In principle, this means that the drive would be used somewhat like ion thrusters are used today. These drives produce low amounts of thrust for extremely long periods of time, but they do it by slowly consuming a fuel source. A tiny amount of this fuel, perhaps pressurized xenon gas or solid iodine, is released into the reaction chamber, then expelled out the back of the thruster by one of a number of methods. Since the process uses so little fuel per hour, and produces so little heat, it can be left on for long periods of time, more than making up for its lack of accelerating power by slowly accumulating speed or gently applying a constant force.
On the other hand, what does the EM Drive move, in order to move itself? It carries no fuel molecules to expel, which is how ion thrusters work. It doesn’t catch any particles hitting it from the universe, like a solar sail. If it does work, it seems to just… go, and that’s a big problem for physics. Possible explanations have had to invoke things like spontaneously forming particles in the vacuum of space, and a whole new theory of momentum.
Yes, it’s possible that the EM Drive accelerates because it is subject to wavelengths of black-body radiation that are larger than the universe itself and thus (obviously) its momentum becomes quantized. That’s the sort of theory needed to explain this “anomalous thrust device.” But in general, supporters have tried to argue that the drive works such that it doesn’t break the laws of physics rather than that the laws of physics have been proven wrong.
The lack of a requirement for fuel lets the imagination run truly wild. Might we one-day have a sort of super-fast powered orbiter, one that stays in orbit despite its huge momentum by constantly applying thrust straight toward the Earth with a big, solar-powered EM Drive? Might we one-day ascend from Earth slowly and smoothly, rather than through an explosive launch?
The ultimate test will come in 2017, when a Cannae Drive will launch as part of a 6U Cubesat. There’s a whole host of tests they could, and will, run. But if the first battery of tests doesn’t falsify the thrust, scientists and even amateurs will be clamoring to apply tests of their own devising.
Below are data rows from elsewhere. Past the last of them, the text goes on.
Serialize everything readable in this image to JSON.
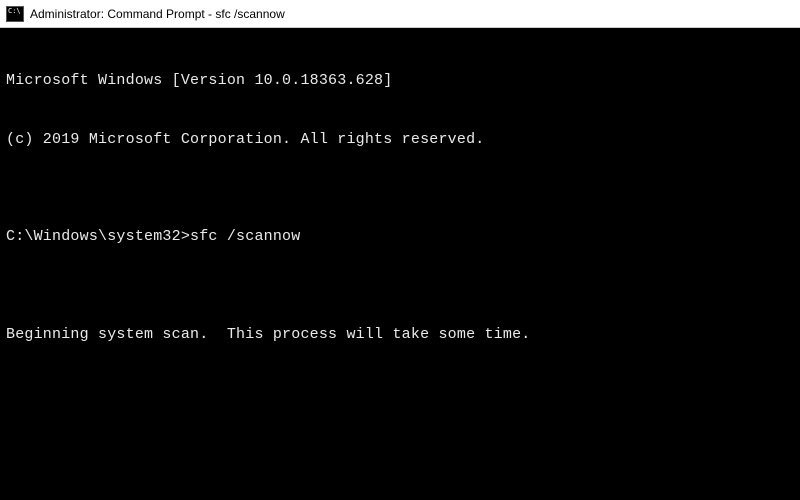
{
  "titlebar": {
    "title": "Administrator: Command Prompt - sfc  /scannow"
  },
  "terminal": {
    "line1": "Microsoft Windows [Version 10.0.18363.628]",
    "line2": "(c) 2019 Microsoft Corporation. All rights reserved.",
    "blank1": "",
    "prompt": "C:\\Windows\\system32>",
    "command": "sfc /scannow",
    "blank2": "",
    "status": "Beginning system scan.  This process will take some time."
  }
}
Just how much testing would appease the skeptics is an open question. Perhaps the more relevant question, though, is how its supporters will react if it turns out they’ve launched a paperweight into zero gravity.